Sandra Monteferrante (Dowling College)


(Editors' note: This article was originally published in Convergence in March of 2007. We are pleased to "reprint" it in Loci: Convergence in 2012.)

John Lloyd Stephens and Frederick Catherwood brought the ancient Maya to world attention in 1841 with their illustrated volumes entitled Incidents of Travels in Central America, Chiapas and Yucatan.

Maya city of Labna
Figure 1.  Maya city of Labna from Catherwood’s Views of Ancient Monuments in Central America (1844).

For some time after, though, much about this lost civilization remained shrouded in mystery. A Spanish colonial Franciscan priest, Fray Diego de Landa, had come very close to annihilating the civilization in an effort to wipe out practices he viewed as relapses into paganism. He burned every Mayan book he could find. Only four of the written records of Maya heritage survived the flames of de Landa’s infamous 1562 auto da fe. To atone, de Landa published Relacion de las cosas de Yucatan in 1566, reconstructing as much as he could of the lost heritage. Ironically, that source, written in Spanish, was a key to deciphering Mayan glyphs in later years.

Diego de Landa
Figure 2. (Fray Diego) de Landa, Government Palace, Merida, Mexico. Wikimedia Commons.

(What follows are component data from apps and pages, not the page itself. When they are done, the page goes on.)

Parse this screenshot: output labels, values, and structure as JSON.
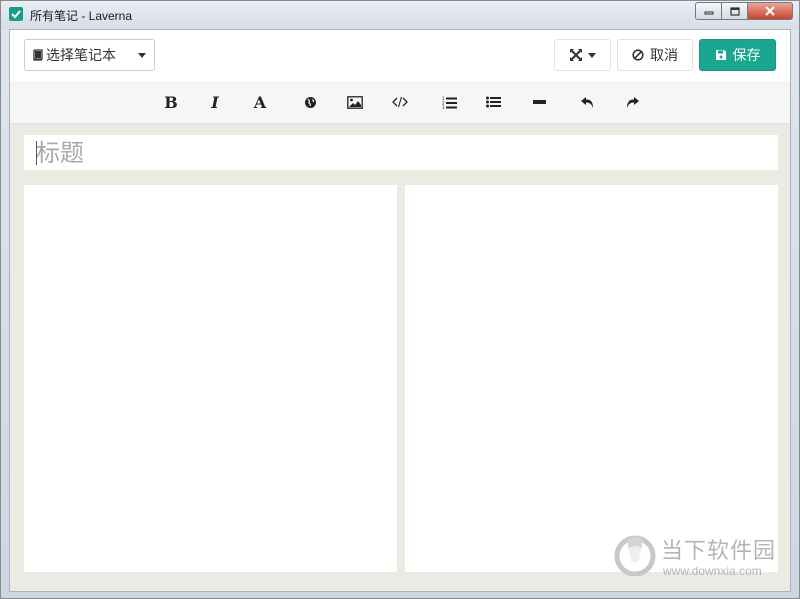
{
  "window": {
    "title": "所有笔记 - Laverna",
    "controls": {
      "minimize": "▭",
      "maximize": "▢",
      "close": "✕"
    }
  },
  "topbar": {
    "notebook_select": {
      "label": "选择笔记本",
      "icon": "book-icon"
    },
    "fullscreen_button": {
      "icon": "expand-icon"
    },
    "cancel_button": {
      "label": "取消",
      "icon": "ban-icon"
    },
    "save_button": {
      "label": "保存",
      "icon": "floppy-icon"
    }
  },
  "toolbar": {
    "bold": "B",
    "italic": "I",
    "heading": "A",
    "items": [
      {
        "name": "bold",
        "icon": "bold-icon"
      },
      {
        "name": "italic",
        "icon": "italic-icon"
      },
      {
        "name": "heading",
        "icon": "heading-icon"
      },
      {
        "name": "link",
        "icon": "globe-icon"
      },
      {
        "name": "image",
        "icon": "image-icon"
      },
      {
        "name": "code",
        "icon": "code-icon"
      },
      {
        "name": "ordered-list",
        "icon": "ordered-list-icon"
      },
      {
        "name": "unordered-list",
        "icon": "list-icon"
      },
      {
        "name": "hr",
        "icon": "minus-icon"
      },
      {
        "name": "undo",
        "icon": "undo-icon"
      },
      {
        "name": "redo",
        "icon": "redo-icon"
      }
    ]
  },
  "editor": {
    "title_placeholder": "标题"
  },
  "watermark": {
    "text": "当下软件园",
    "url": "www.downxia.com"
  },
  "colors": {
    "accent": "#1aa68f",
    "background": "#ebebe3"
  }
}
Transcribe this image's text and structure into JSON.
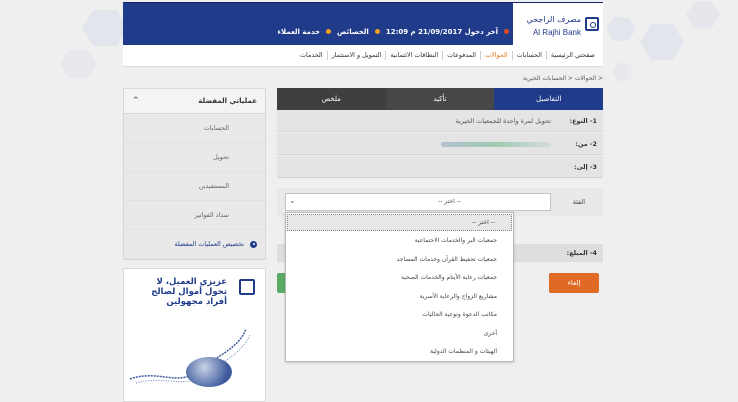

Sandra Monteferrante (Dowling College), "Maya Cycles of Time: Introduction," Convergence (July 2012), DOI:10.4169/loci003886